Tiny Reader: What is your writing process?
Amita: My writing process has always been to write down whatever I am thinking at the moment and develop the structure, format, and language later! This has definitely worked for me. The first couple drafts of this book don’t really have a rhyme or rhythm and are just some ideas about roses, butterflies, birds, colors, and spring. It is funny to look back and see it all now.
Tiny Reader: What do you hope children will learn from reading your book?
Amita: I hope that all children get more exposure to the Indian culture. Throughout the book you will notice subtle images of the culture--such as the jewelry, the dress, the wall hangings, the containers with the colored powders, names of characters, etc. I also hope that children get really excited about spring and celebrating Holi at school or at home. Holi is about getting messy with colors so children can really do any activity that allows for them to make a mess with colors. I am going to have my son make colorful handprints or footprints with paint and throw some colored confetti on us at home. He will also go to a couple Holi celebrations that are taking place in the bay area. The other thing I hope for is that it helps validate the experiences of Indian children living in the United States. I think it is really important for children to see people like them and their families in books.
Tiny Reader: What does your son think about all this?
Amita: This is a great question! So let me give you a little more background. I needed the illustrations to look as realistic as possible--so my illustrator referenced our online family albums to create the characters. The boy in the book looks exactly like my son! So my son is absolutely ecstatic when he sees the book. He says, “Look! It’s the Deven book!” every time he sees it!
Tiny Reader: You are a busy lady—a researcher, a consultant, a mom, a children’s book author. What other projects do you have going on right now?
Amita: I think I thrive on multiple projects, so it’s actually a good thing that I have a lot going on. But I am also fortunate enough to have a flexible schedule that allows for me to prioritize projects so that my son always comes first. So with that, I do what I can when I can. Many people have already expressed an interest in a Diwali book... and I do have some ideas for that, so that might be next! I am also talking to a university about teaching part-time. But again, it all depends on time and scheduling!
Tiny Reader: What are your plans for the book now that it is published?
Amita: I have created a Facebook page, “It’s Time for Holi,” to write about all the latest happenings. But just to give you a couple highlights, I plan to do read-alouds at schools or community centers to get the word out. I just did a reading for children at Teachers College and will be at the Indian Community Center (ICC) this week. In the future, I hope to make a more interactive website for children to play virtual Holi game so children can virtually throw colors and get points! I also want to host a coloring contest during Holi and have children color some of the pages from my book. Those are just some ideas in the works to get children more involved in Holi activities

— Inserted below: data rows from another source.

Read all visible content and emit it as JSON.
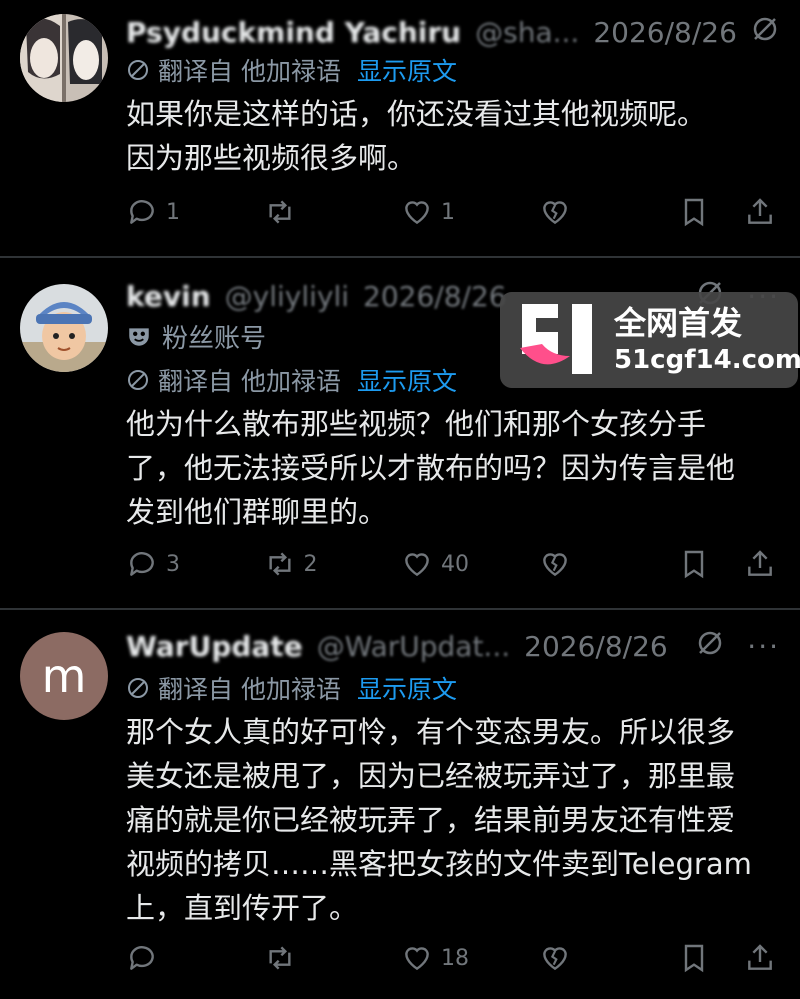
{
  "tweets": [
    {
      "name": "Psyduckmind Yachiru",
      "handle": "@sha...",
      "date": "2026/8/26",
      "translate_prefix": "翻译自 他加禄语",
      "translate_link": "显示原文",
      "text": "如果你是这样的话，你还没看过其他视频呢。\n因为那些视频很多啊。",
      "stats": {
        "replies": "1",
        "reposts": "",
        "likes": "1"
      }
    },
    {
      "name": "kevin",
      "handle": "@yliyliyli",
      "date": "2026/8/26",
      "fan_label": "粉丝账号",
      "translate_prefix": "翻译自 他加禄语",
      "translate_link": "显示原文",
      "text": "他为什么散布那些视频？他们和那个女孩分手\n了，他无法接受所以才散布的吗？因为传言是他\n发到他们群聊里的。",
      "stats": {
        "replies": "3",
        "reposts": "2",
        "likes": "40"
      }
    },
    {
      "name": "WarUpdate",
      "handle": "@WarUpdat...",
      "date": "2026/8/26",
      "avatar_letter": "m",
      "translate_prefix": "翻译自 他加禄语",
      "translate_link": "显示原文",
      "text": "那个女人真的好可怜，有个变态男友。所以很多\n美女还是被甩了，因为已经被玩弄过了，那里最\n痛的就是你已经被玩弄了，结果前男友还有性爱\n视频的拷贝……黑客把女孩的文件卖到Telegram\n上，直到传开了。",
      "stats": {
        "replies": "",
        "reposts": "",
        "likes": "18"
      }
    }
  ],
  "watermark": {
    "line1": "全网首发",
    "line2": "51cgf14.com",
    "accent": "#ff4f8b"
  },
  "colors": {
    "bg": "#000000",
    "text": "#e7e9ea",
    "muted": "#71767b",
    "link": "#1d9bf0"
  },
  "more_label": "···"
}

Tuesday, March 22, 2011
Friday, March 18, 2011
Sunday, March 13, 2011
Saturday, March 5, 2011
Tuesday, March 1, 2011
Monday, February 28, 2011

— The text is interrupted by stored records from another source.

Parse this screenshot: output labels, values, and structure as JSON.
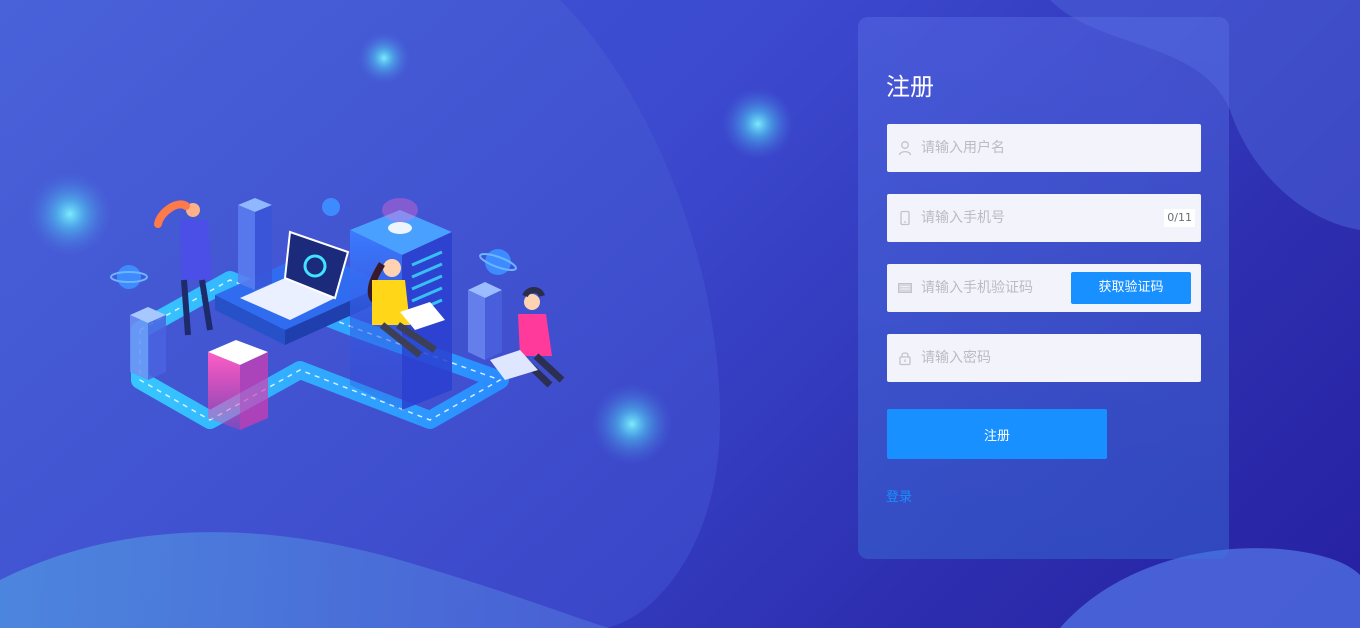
{
  "register_form": {
    "title": "注册",
    "username": {
      "placeholder": "请输入用户名",
      "value": ""
    },
    "phone": {
      "placeholder": "请输入手机号",
      "value": "",
      "counter": "0/11"
    },
    "sms_code": {
      "placeholder": "请输入手机验证码",
      "value": "",
      "button_label": "获取验证码"
    },
    "password": {
      "placeholder": "请输入密码",
      "value": ""
    },
    "submit_label": "注册",
    "login_link": "登录"
  },
  "icons": {
    "username": "user-icon",
    "phone": "mobile-phone-icon",
    "sms_code": "message-icon",
    "password": "lock-icon"
  },
  "colors": {
    "background_start": "#3f57d6",
    "background_end": "#2620a2",
    "primary": "#1890ff",
    "link": "#1b8cff",
    "input_bg": "#f3f3fb"
  }
}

Wednesday, February 16, 2011
Build Your Vocabulary.
And guess what, you can do the same at home!
Just collect up a whole bunch of books about a topic you and your little ones are interested in. Stick them in a box or a basket and have fun reading!

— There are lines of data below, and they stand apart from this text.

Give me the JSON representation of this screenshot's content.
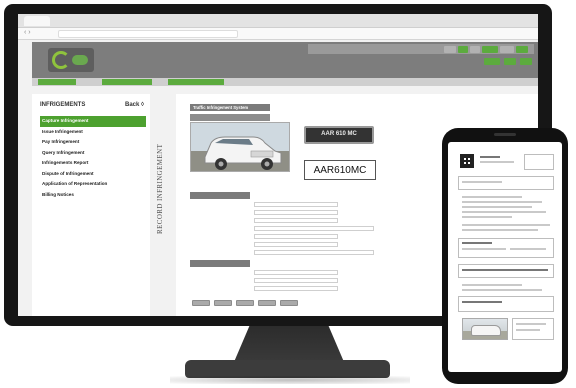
{
  "browser": {
    "tab_label": "",
    "url": ""
  },
  "header": {
    "app_title": "",
    "buttons": [
      "",
      "",
      "",
      "",
      "",
      "",
      "",
      ""
    ]
  },
  "menubar": {
    "items": [
      "",
      "",
      ""
    ]
  },
  "sidebar": {
    "title": "INFRIGEMENTS",
    "back_label": "Back",
    "items": [
      {
        "label": "Capture Infringement",
        "active": true
      },
      {
        "label": "Issue Infringement",
        "active": false
      },
      {
        "label": "Pay Infringement",
        "active": false
      },
      {
        "label": "Query Infringement",
        "active": false
      },
      {
        "label": "Infringements Report",
        "active": false
      },
      {
        "label": "Dispute of Infringement",
        "active": false
      },
      {
        "label": "Application of Representation",
        "active": false
      },
      {
        "label": "Billing Notices",
        "active": false
      }
    ]
  },
  "record_label": "RECORD INFRINGEMENT",
  "main": {
    "section_title": "Traffic Infringement System",
    "photo_section": "",
    "offence_section": "",
    "vehicle_section": "",
    "plate_photo_text": "AAR 610 MC",
    "plate_crop_text": "AAR610MC"
  },
  "colors": {
    "accent_green": "#4da12f",
    "header_grey": "#7d7d7d",
    "bezel": "#161616"
  },
  "icons": {
    "logo": "city-logo-icon",
    "qr": "qr-code-icon"
  }
}
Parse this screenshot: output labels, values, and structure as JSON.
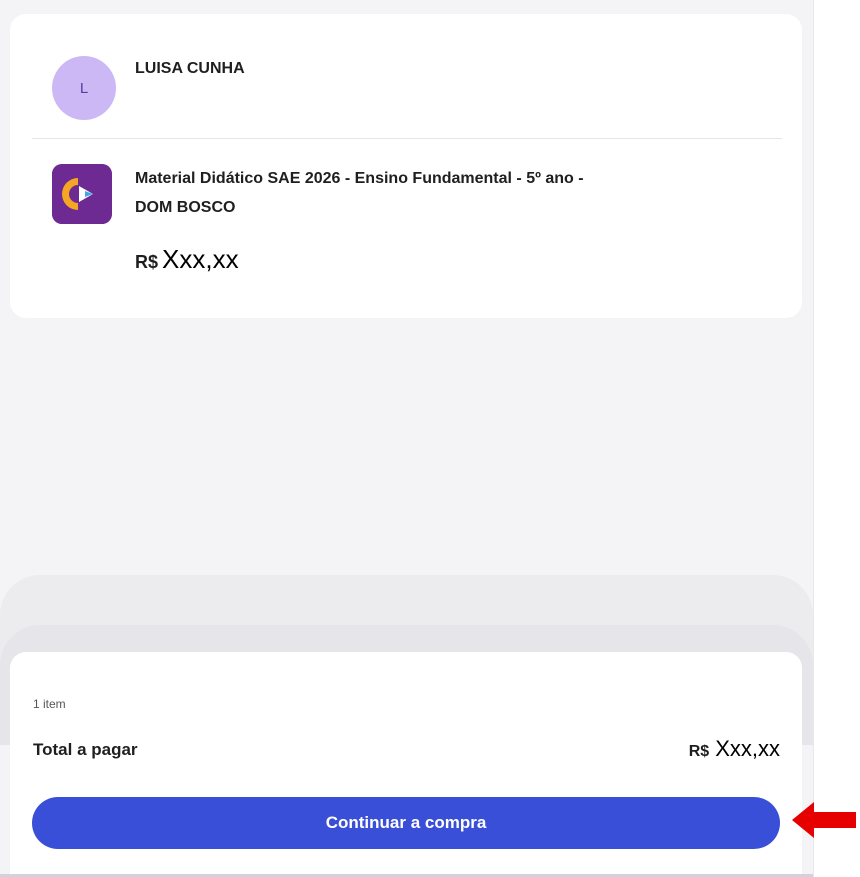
{
  "customer": {
    "avatar_initial": "L",
    "name": "LUISA CUNHA"
  },
  "product": {
    "logo_icon": "sae-digital-logo-icon",
    "title_line1": "Material Didático SAE 2026 - Ensino Fundamental - 5º ano -",
    "title_line2": "DOM BOSCO",
    "currency": "R$",
    "price": "Xxx,xx"
  },
  "summary": {
    "item_count": "1 item",
    "total_label": "Total a pagar",
    "currency": "R$",
    "total": "Xxx,xx"
  },
  "cta": {
    "label": "Continuar a compra",
    "color": "#3a4fd8"
  },
  "annotation": {
    "arrow_icon": "red-arrow-left-icon",
    "color": "#e60000"
  }
}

Baby L and I have been reading our winter books all season long. We've got stories, poems, board books, lift-the-flap books, nonfiction books, you name it. It's so much fun to watch Baby L make a connection from one book to another!